“Five runs in the first two innings gave the Browns a good lead, and it was well they made hay while the sun shone, for Polchow handed them six ciphers for dessert.”

Starnagle made an error in the seventh when he overthrew Lajoie on an attempted steal of second by Bobby Wallace—Wallace advanced to third on the error, but Polchow retired the side without a run.

George Starnagle

George Starnagle

In Cleveland’s half of the seventh Starnagle and Polchow had the opportunity to get them back in the game.  With two runs in, and a runner on first and one out Starnagle came to the plate.  The Republic said:

 “Starnagle tried to put on a Three-Eye League slugging scene.  He dislocated two ribs going after (Bill) Reidy’s slow ones and finally fanned.  Polchow forced (Jack) McCarthy.”

Starnagle was lifted in the ninth for a pinch hitter.  Cleveland lost 5-3.  Polchow gave up nine hits and walked four, striking out two, and was 0 for 4 at the plate.  Starnagle was 0 for 3, with one error behind the plate.  Neither would ever appear in another big league game.

The Box Score

The Box Score

Starnagle was 28-years-old, and had only played two seasons of pro ball before his game with Cleveland—he was semi-pro player with teams in Danville and Sterling, Illinois for nearly a decade before he joined Terre Haute in 1901.  He was considered a solid defensive catcher, but during 10 minor league seasons he only hit better than .230 three times.  When he played with the Toronto Maple Leafs and Montreal Royals in 1909 The Montreal Gazette said:

“Starnagle has been drafted every year by big league clubs, all of whom have been pretty well supplied with seasoned catchers; hence his failure to be kept.”

Polchow was just 22 when he pitched his only big league game.  Plagued by wildness, he spent three mediocre seasons with teams in the Southern Association and South Atlantic League (he was 36-45 for the Montgomery Senators, Macon Highlanders and Augusta Tourists), then pitched five seasons in the New York State League.

In 1906 he helped lead the Scranton Miners to the New York State League championship (the team’s leading hitter was Archibald “Moonlight” Graham), although The Scranton Republican said his first start with the team was nearly his last.  Polchow lost 12 to 2 to the Utica Pent-Ups, walking 10 and giving up 10 hits.  After the game Polchow accused catcher “Wilkie Clark of throwing the game.  A fight followed and Clark and Polchow never worked together after that.   Andy Roth was Polchow’s battery partner during the remainder of the season.”

Starnagle retired after the 1910 season.  He returned to Danville, Illinois where he died in 1946; he was 72.

Polchow played through the 1911 season, and then became ill.  He died of Bright’s Disease at 32-years-old in August of 1912

In addition to Polchow and Starnagle, the Bronchos signed two other Three-I League players in September of 1902—both had somewhat more success.

Rock Island Islanders catcher George “Peaches” Graham made his debut the same day as Polchow and Starnagle, during the first game of the doubleheader; he struck out as a pinch hitter in the ninth inning of a 3 to 1 loss.

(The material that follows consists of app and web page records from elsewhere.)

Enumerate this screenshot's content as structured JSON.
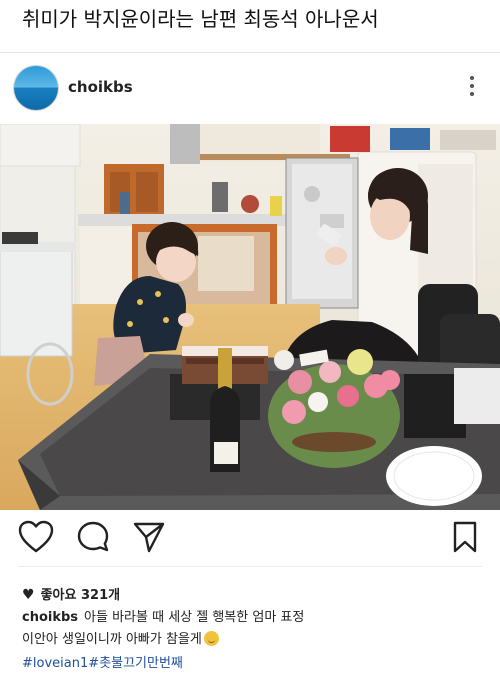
{
  "headline": "취미가 박지윤이라는 남편 최동석 아나운서",
  "post": {
    "username": "choikbs",
    "likes_label": "좋아요",
    "likes_count": "321개",
    "caption_username": "choikbs",
    "caption_line1": "아들 바라볼 때 세상 젤 행복한 엄마 표정",
    "caption_line2": "이안아 생일이니까 아빠가 참을게",
    "tags": [
      "#loveian1",
      "#촛불끄기만번째"
    ]
  },
  "icons": {
    "more": "more-vertical-icon",
    "like": "heart-icon",
    "comment": "comment-bubble-icon",
    "share": "paper-plane-icon",
    "save": "bookmark-icon",
    "emoji": "grimace-emoji-icon"
  }
}
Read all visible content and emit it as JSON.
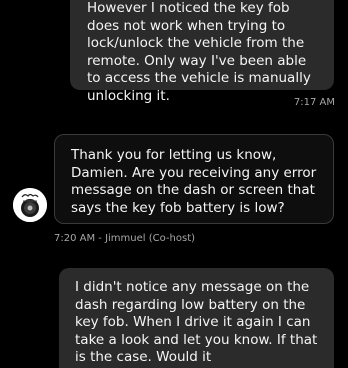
{
  "messages": [
    {
      "direction": "outgoing",
      "text": "However I noticed the key fob does not work when trying to lock/unlock the vehicle from the remote. Only way I've been able to access the vehicle is manually unlocking it.",
      "time": "7:17 AM"
    },
    {
      "direction": "incoming",
      "text": "Thank you for letting us know, Damien. Are you receiving any error message on the dash or screen that says the key fob battery is low?",
      "meta": "7:20 AM - Jimmuel (Co-host)",
      "avatar": "host-avatar-icon"
    },
    {
      "direction": "outgoing",
      "text": "I didn't notice any message on the dash regarding low battery on the key fob. When I drive it again I can take a look and let you know. If that is the case. Would it"
    }
  ],
  "colors": {
    "background": "#000000",
    "outgoing_bubble": "#2b2b2b",
    "incoming_bubble": "#0e0e0e",
    "incoming_border": "#3a3a3a",
    "meta_text": "#a6a6a6"
  }
}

He spent parts of seven seasons in the major leagues, and hit .265.  Decatur Commodores pitcher Augustus “Gus” Dorner made his debut three days later beating the Chicago White Sox 7 to 6.  He pitched for parts of six big league seasons, compiling a 35-69 record.